**Description of the task:** When you copy the listing, skip the images and return each line verbatim.

**Information given:**
+ + + + +
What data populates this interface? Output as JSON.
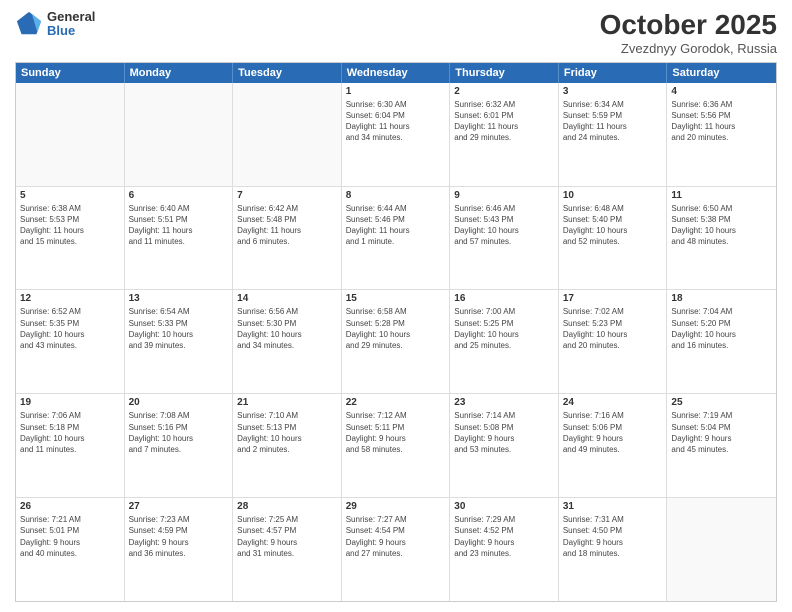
{
  "logo": {
    "general": "General",
    "blue": "Blue"
  },
  "title": "October 2025",
  "subtitle": "Zvezdnyy Gorodok, Russia",
  "header_days": [
    "Sunday",
    "Monday",
    "Tuesday",
    "Wednesday",
    "Thursday",
    "Friday",
    "Saturday"
  ],
  "rows": [
    [
      {
        "day": "",
        "lines": [],
        "empty": true
      },
      {
        "day": "",
        "lines": [],
        "empty": true
      },
      {
        "day": "",
        "lines": [],
        "empty": true
      },
      {
        "day": "1",
        "lines": [
          "Sunrise: 6:30 AM",
          "Sunset: 6:04 PM",
          "Daylight: 11 hours",
          "and 34 minutes."
        ]
      },
      {
        "day": "2",
        "lines": [
          "Sunrise: 6:32 AM",
          "Sunset: 6:01 PM",
          "Daylight: 11 hours",
          "and 29 minutes."
        ]
      },
      {
        "day": "3",
        "lines": [
          "Sunrise: 6:34 AM",
          "Sunset: 5:59 PM",
          "Daylight: 11 hours",
          "and 24 minutes."
        ]
      },
      {
        "day": "4",
        "lines": [
          "Sunrise: 6:36 AM",
          "Sunset: 5:56 PM",
          "Daylight: 11 hours",
          "and 20 minutes."
        ]
      }
    ],
    [
      {
        "day": "5",
        "lines": [
          "Sunrise: 6:38 AM",
          "Sunset: 5:53 PM",
          "Daylight: 11 hours",
          "and 15 minutes."
        ]
      },
      {
        "day": "6",
        "lines": [
          "Sunrise: 6:40 AM",
          "Sunset: 5:51 PM",
          "Daylight: 11 hours",
          "and 11 minutes."
        ]
      },
      {
        "day": "7",
        "lines": [
          "Sunrise: 6:42 AM",
          "Sunset: 5:48 PM",
          "Daylight: 11 hours",
          "and 6 minutes."
        ]
      },
      {
        "day": "8",
        "lines": [
          "Sunrise: 6:44 AM",
          "Sunset: 5:46 PM",
          "Daylight: 11 hours",
          "and 1 minute."
        ]
      },
      {
        "day": "9",
        "lines": [
          "Sunrise: 6:46 AM",
          "Sunset: 5:43 PM",
          "Daylight: 10 hours",
          "and 57 minutes."
        ]
      },
      {
        "day": "10",
        "lines": [
          "Sunrise: 6:48 AM",
          "Sunset: 5:40 PM",
          "Daylight: 10 hours",
          "and 52 minutes."
        ]
      },
      {
        "day": "11",
        "lines": [
          "Sunrise: 6:50 AM",
          "Sunset: 5:38 PM",
          "Daylight: 10 hours",
          "and 48 minutes."
        ]
      }
    ],
    [
      {
        "day": "12",
        "lines": [
          "Sunrise: 6:52 AM",
          "Sunset: 5:35 PM",
          "Daylight: 10 hours",
          "and 43 minutes."
        ]
      },
      {
        "day": "13",
        "lines": [
          "Sunrise: 6:54 AM",
          "Sunset: 5:33 PM",
          "Daylight: 10 hours",
          "and 39 minutes."
        ]
      },
      {
        "day": "14",
        "lines": [
          "Sunrise: 6:56 AM",
          "Sunset: 5:30 PM",
          "Daylight: 10 hours",
          "and 34 minutes."
        ]
      },
      {
        "day": "15",
        "lines": [
          "Sunrise: 6:58 AM",
          "Sunset: 5:28 PM",
          "Daylight: 10 hours",
          "and 29 minutes."
        ]
      },
      {
        "day": "16",
        "lines": [
          "Sunrise: 7:00 AM",
          "Sunset: 5:25 PM",
          "Daylight: 10 hours",
          "and 25 minutes."
        ]
      },
      {
        "day": "17",
        "lines": [
          "Sunrise: 7:02 AM",
          "Sunset: 5:23 PM",
          "Daylight: 10 hours",
          "and 20 minutes."
        ]
      },
      {
        "day": "18",
        "lines": [
          "Sunrise: 7:04 AM",
          "Sunset: 5:20 PM",
          "Daylight: 10 hours",
          "and 16 minutes."
        ]
      }
    ],
    [
      {
        "day": "19",
        "lines": [
          "Sunrise: 7:06 AM",
          "Sunset: 5:18 PM",
          "Daylight: 10 hours",
          "and 11 minutes."
        ]
      },
      {
        "day": "20",
        "lines": [
          "Sunrise: 7:08 AM",
          "Sunset: 5:16 PM",
          "Daylight: 10 hours",
          "and 7 minutes."
        ]
      },
      {
        "day": "21",
        "lines": [
          "Sunrise: 7:10 AM",
          "Sunset: 5:13 PM",
          "Daylight: 10 hours",
          "and 2 minutes."
        ]
      },
      {
        "day": "22",
        "lines": [
          "Sunrise: 7:12 AM",
          "Sunset: 5:11 PM",
          "Daylight: 9 hours",
          "and 58 minutes."
        ]
      },
      {
        "day": "23",
        "lines": [
          "Sunrise: 7:14 AM",
          "Sunset: 5:08 PM",
          "Daylight: 9 hours",
          "and 53 minutes."
        ]
      },
      {
        "day": "24",
        "lines": [
          "Sunrise: 7:16 AM",
          "Sunset: 5:06 PM",
          "Daylight: 9 hours",
          "and 49 minutes."
        ]
      },
      {
        "day": "25",
        "lines": [
          "Sunrise: 7:19 AM",
          "Sunset: 5:04 PM",
          "Daylight: 9 hours",
          "and 45 minutes."
        ]
      }
    ],
    [
      {
        "day": "26",
        "lines": [
          "Sunrise: 7:21 AM",
          "Sunset: 5:01 PM",
          "Daylight: 9 hours",
          "and 40 minutes."
        ]
      },
      {
        "day": "27",
        "lines": [
          "Sunrise: 7:23 AM",
          "Sunset: 4:59 PM",
          "Daylight: 9 hours",
          "and 36 minutes."
        ]
      },
      {
        "day": "28",
        "lines": [
          "Sunrise: 7:25 AM",
          "Sunset: 4:57 PM",
          "Daylight: 9 hours",
          "and 31 minutes."
        ]
      },
      {
        "day": "29",
        "lines": [
          "Sunrise: 7:27 AM",
          "Sunset: 4:54 PM",
          "Daylight: 9 hours",
          "and 27 minutes."
        ]
      },
      {
        "day": "30",
        "lines": [
          "Sunrise: 7:29 AM",
          "Sunset: 4:52 PM",
          "Daylight: 9 hours",
          "and 23 minutes."
        ]
      },
      {
        "day": "31",
        "lines": [
          "Sunrise: 7:31 AM",
          "Sunset: 4:50 PM",
          "Daylight: 9 hours",
          "and 18 minutes."
        ]
      },
      {
        "day": "",
        "lines": [],
        "empty": true
      }
    ]
  ]
}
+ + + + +
**Written answer:**
What data populates this interface? Output as JSON.
{
  "logo": {
    "general": "General",
    "blue": "Blue"
  },
  "title": "October 2025",
  "subtitle": "Zvezdnyy Gorodok, Russia",
  "header_days": [
    "Sunday",
    "Monday",
    "Tuesday",
    "Wednesday",
    "Thursday",
    "Friday",
    "Saturday"
  ],
  "rows": [
    [
      {
        "day": "",
        "lines": [],
        "empty": true
      },
      {
        "day": "",
        "lines": [],
        "empty": true
      },
      {
        "day": "",
        "lines": [],
        "empty": true
      },
      {
        "day": "1",
        "lines": [
          "Sunrise: 6:30 AM",
          "Sunset: 6:04 PM",
          "Daylight: 11 hours",
          "and 34 minutes."
        ]
      },
      {
        "day": "2",
        "lines": [
          "Sunrise: 6:32 AM",
          "Sunset: 6:01 PM",
          "Daylight: 11 hours",
          "and 29 minutes."
        ]
      },
      {
        "day": "3",
        "lines": [
          "Sunrise: 6:34 AM",
          "Sunset: 5:59 PM",
          "Daylight: 11 hours",
          "and 24 minutes."
        ]
      },
      {
        "day": "4",
        "lines": [
          "Sunrise: 6:36 AM",
          "Sunset: 5:56 PM",
          "Daylight: 11 hours",
          "and 20 minutes."
        ]
      }
    ],
    [
      {
        "day": "5",
        "lines": [
          "Sunrise: 6:38 AM",
          "Sunset: 5:53 PM",
          "Daylight: 11 hours",
          "and 15 minutes."
        ]
      },
      {
        "day": "6",
        "lines": [
          "Sunrise: 6:40 AM",
          "Sunset: 5:51 PM",
          "Daylight: 11 hours",
          "and 11 minutes."
        ]
      },
      {
        "day": "7",
        "lines": [
          "Sunrise: 6:42 AM",
          "Sunset: 5:48 PM",
          "Daylight: 11 hours",
          "and 6 minutes."
        ]
      },
      {
        "day": "8",
        "lines": [
          "Sunrise: 6:44 AM",
          "Sunset: 5:46 PM",
          "Daylight: 11 hours",
          "and 1 minute."
        ]
      },
      {
        "day": "9",
        "lines": [
          "Sunrise: 6:46 AM",
          "Sunset: 5:43 PM",
          "Daylight: 10 hours",
          "and 57 minutes."
        ]
      },
      {
        "day": "10",
        "lines": [
          "Sunrise: 6:48 AM",
          "Sunset: 5:40 PM",
          "Daylight: 10 hours",
          "and 52 minutes."
        ]
      },
      {
        "day": "11",
        "lines": [
          "Sunrise: 6:50 AM",
          "Sunset: 5:38 PM",
          "Daylight: 10 hours",
          "and 48 minutes."
        ]
      }
    ],
    [
      {
        "day": "12",
        "lines": [
          "Sunrise: 6:52 AM",
          "Sunset: 5:35 PM",
          "Daylight: 10 hours",
          "and 43 minutes."
        ]
      },
      {
        "day": "13",
        "lines": [
          "Sunrise: 6:54 AM",
          "Sunset: 5:33 PM",
          "Daylight: 10 hours",
          "and 39 minutes."
        ]
      },
      {
        "day": "14",
        "lines": [
          "Sunrise: 6:56 AM",
          "Sunset: 5:30 PM",
          "Daylight: 10 hours",
          "and 34 minutes."
        ]
      },
      {
        "day": "15",
        "lines": [
          "Sunrise: 6:58 AM",
          "Sunset: 5:28 PM",
          "Daylight: 10 hours",
          "and 29 minutes."
        ]
      },
      {
        "day": "16",
        "lines": [
          "Sunrise: 7:00 AM",
          "Sunset: 5:25 PM",
          "Daylight: 10 hours",
          "and 25 minutes."
        ]
      },
      {
        "day": "17",
        "lines": [
          "Sunrise: 7:02 AM",
          "Sunset: 5:23 PM",
          "Daylight: 10 hours",
          "and 20 minutes."
        ]
      },
      {
        "day": "18",
        "lines": [
          "Sunrise: 7:04 AM",
          "Sunset: 5:20 PM",
          "Daylight: 10 hours",
          "and 16 minutes."
        ]
      }
    ],
    [
      {
        "day": "19",
        "lines": [
          "Sunrise: 7:06 AM",
          "Sunset: 5:18 PM",
          "Daylight: 10 hours",
          "and 11 minutes."
        ]
      },
      {
        "day": "20",
        "lines": [
          "Sunrise: 7:08 AM",
          "Sunset: 5:16 PM",
          "Daylight: 10 hours",
          "and 7 minutes."
        ]
      },
      {
        "day": "21",
        "lines": [
          "Sunrise: 7:10 AM",
          "Sunset: 5:13 PM",
          "Daylight: 10 hours",
          "and 2 minutes."
        ]
      },
      {
        "day": "22",
        "lines": [
          "Sunrise: 7:12 AM",
          "Sunset: 5:11 PM",
          "Daylight: 9 hours",
          "and 58 minutes."
        ]
      },
      {
        "day": "23",
        "lines": [
          "Sunrise: 7:14 AM",
          "Sunset: 5:08 PM",
          "Daylight: 9 hours",
          "and 53 minutes."
        ]
      },
      {
        "day": "24",
        "lines": [
          "Sunrise: 7:16 AM",
          "Sunset: 5:06 PM",
          "Daylight: 9 hours",
          "and 49 minutes."
        ]
      },
      {
        "day": "25",
        "lines": [
          "Sunrise: 7:19 AM",
          "Sunset: 5:04 PM",
          "Daylight: 9 hours",
          "and 45 minutes."
        ]
      }
    ],
    [
      {
        "day": "26",
        "lines": [
          "Sunrise: 7:21 AM",
          "Sunset: 5:01 PM",
          "Daylight: 9 hours",
          "and 40 minutes."
        ]
      },
      {
        "day": "27",
        "lines": [
          "Sunrise: 7:23 AM",
          "Sunset: 4:59 PM",
          "Daylight: 9 hours",
          "and 36 minutes."
        ]
      },
      {
        "day": "28",
        "lines": [
          "Sunrise: 7:25 AM",
          "Sunset: 4:57 PM",
          "Daylight: 9 hours",
          "and 31 minutes."
        ]
      },
      {
        "day": "29",
        "lines": [
          "Sunrise: 7:27 AM",
          "Sunset: 4:54 PM",
          "Daylight: 9 hours",
          "and 27 minutes."
        ]
      },
      {
        "day": "30",
        "lines": [
          "Sunrise: 7:29 AM",
          "Sunset: 4:52 PM",
          "Daylight: 9 hours",
          "and 23 minutes."
        ]
      },
      {
        "day": "31",
        "lines": [
          "Sunrise: 7:31 AM",
          "Sunset: 4:50 PM",
          "Daylight: 9 hours",
          "and 18 minutes."
        ]
      },
      {
        "day": "",
        "lines": [],
        "empty": true
      }
    ]
  ]
}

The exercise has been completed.